Chapter 9: Group Tests of Mental Ability
Uses of Group-administered Mental Ability Tests
1. first major use is in elementary and secondary school settings
2. usually given in conjunction with a standardized achievement test
3. second major use is for predicting success in college, graduate school and/or professional school
4. two dominant tests used for college selection and placement: SAT and ACT
5. third major use is for job selection or placement in military and business settings
6. testing large numbers of military recruits stimulated the development of the first group-administered
mental ability test
7. fourth major use is that these tests are widely used for research in the social/behavioral sciences
8. some of this research relates directly to the nature of mental ability and its relationship to other
variables, such as age, income, educational outcomes, or personality variables.
Common Characteristics of Group Mental Ability Tests
10. (1) these tests can be administered to a large group
11. any test that can be administered to a large group can also be administered to an individual
12. (2) these tests are nearly always comprised of multiple-choice items and that way are amenable to
13. there are exceptions but the MC format is a significant feature that differentiates between these group
and ind. administered tests
14. (3) despite the difference in format the content of tests is very similar
15. however, there are two exceptions to this generalization (1) group tests usually do not include items
measuring short-term memory (2) usually do not include manipulative items involving blocks, puzzles
and so on
16. (4) there is a fixed time limit and fixed number of items for these tests
17. recall the start and stop rules of the ind. tests
18. Administration times for group tests have a bimodal distribution with many at 45-60 min and others at
19. (5) usually yield a total score plus several subscores, for example verbal and nonverbal
20. (6) the research base for norming, equating, determining reliability, and so on is very large, usually
much large than for ind. tests
21. the norm group for a grp test may involve more than 200,000 or even a million cases
22. (7) principal purpose: prediction
23. an ancillary purpose for many of these tests is to aid in placement within education or job settings in
order to maximize success, but prediction or selection remains the primary purpose.
Mental Ability Tests in School Testing Programs
24. three major entries in this category (1) Otis-Lennon School Ability Test (2) Test of Cognitive Skills

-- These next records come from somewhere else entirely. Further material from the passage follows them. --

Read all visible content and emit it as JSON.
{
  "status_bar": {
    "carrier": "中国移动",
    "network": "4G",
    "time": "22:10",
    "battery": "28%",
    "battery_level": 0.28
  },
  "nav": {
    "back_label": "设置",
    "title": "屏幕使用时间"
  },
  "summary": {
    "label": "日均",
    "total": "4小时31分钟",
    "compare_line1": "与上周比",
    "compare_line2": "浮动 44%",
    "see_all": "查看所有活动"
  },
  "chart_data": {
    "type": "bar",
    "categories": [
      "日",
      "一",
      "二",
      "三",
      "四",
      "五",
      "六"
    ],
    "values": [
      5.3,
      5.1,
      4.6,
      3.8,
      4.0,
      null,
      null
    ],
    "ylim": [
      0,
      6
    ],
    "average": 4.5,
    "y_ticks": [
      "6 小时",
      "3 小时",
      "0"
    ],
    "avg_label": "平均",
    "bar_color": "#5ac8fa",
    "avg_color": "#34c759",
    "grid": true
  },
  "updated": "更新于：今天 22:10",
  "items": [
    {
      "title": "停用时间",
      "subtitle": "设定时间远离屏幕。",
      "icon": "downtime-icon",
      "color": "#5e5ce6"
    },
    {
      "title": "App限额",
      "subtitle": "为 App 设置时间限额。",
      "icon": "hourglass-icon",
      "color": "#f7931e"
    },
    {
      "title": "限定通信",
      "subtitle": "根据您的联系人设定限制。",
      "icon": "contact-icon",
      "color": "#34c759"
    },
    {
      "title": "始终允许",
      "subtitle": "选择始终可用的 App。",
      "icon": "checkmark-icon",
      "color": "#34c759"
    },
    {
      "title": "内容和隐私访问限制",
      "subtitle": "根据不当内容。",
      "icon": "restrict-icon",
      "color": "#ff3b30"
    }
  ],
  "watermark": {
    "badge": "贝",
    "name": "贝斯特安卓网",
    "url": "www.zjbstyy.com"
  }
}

(3) Cognitive Abilities Test
25. one of the special features of all these tests is their multilevel structure
26. a multilevel test structure accommodates ind. differences by having different levels of the test for
different ages or grades. The various levels are then linked statistically to allow for continuous score
scales throughout the range covered by the test.
Otis - Lennon School Ability Test
27. was created as a group-administered form of the Binet- type test
28. OLS AT8 designed to measure those verbal, quantitative and figural reasoning skills that are most
closely related to academic achievement.
29. OLS AT8 finds it primary use in school testing programs and is jointly normed with the Stanford
Achievement Test, 10th edition30. Structure is similar, though not identical, across the seven levels.
31. An examinee takes one of these levels and the level depends on grade, age and/or level of ability
32. The multilevel arrangement approximates the use of stop and start rules for individually administered
33. OLSAT8 yields a total score based on all the items at a given level (60-72 items); verbal and
nonverbal subscores, based on 30-36 items per area at each level; and cluster scores. The clusters include
verbal comprehension and verbal reasoning within the verbal area; pictorial reasoning, figural reasoning
and quantitative reasoning within the nonverbal area.
34. There is further subdivision of items within the clusters.
35. Provision of a number of different scores is a recent development as before there was only a single
36. The OLSAT8 adopts Vernons hierarchical model of intelligence as a framework for test development.
37. The manual notes that OLSAT8 attempts to measure only the v:ed portion of the model.
38. The test yields raw total, verbal and nonverbal scores which are then converted to scaled scores which
are then converted to the School Ability Index (SAI).
39. The SAI is a standard score with M=100 and SD=16.
40. SAIs are determined separately for age groups in three-month intervals from ages 15-19.
41. SAIs can convert to percentile ranks and stanines, either by age group or grade and NCEs can be
derived from the percentile ranks.
42. Cluster scores are converted to a simple three-category scale: below average, average, above average
corresponding to stanines 1-3, 4-6, 7-9.
43. OLSAT performance also enters the report in another way. The report incorporates Anticipated
Achievement Comparisons (AACs).
44. OLSAT8 is used to predict performance on the Stanford tests and then predicted performance is
compared with actual performance.
45. The column labeled AAC, t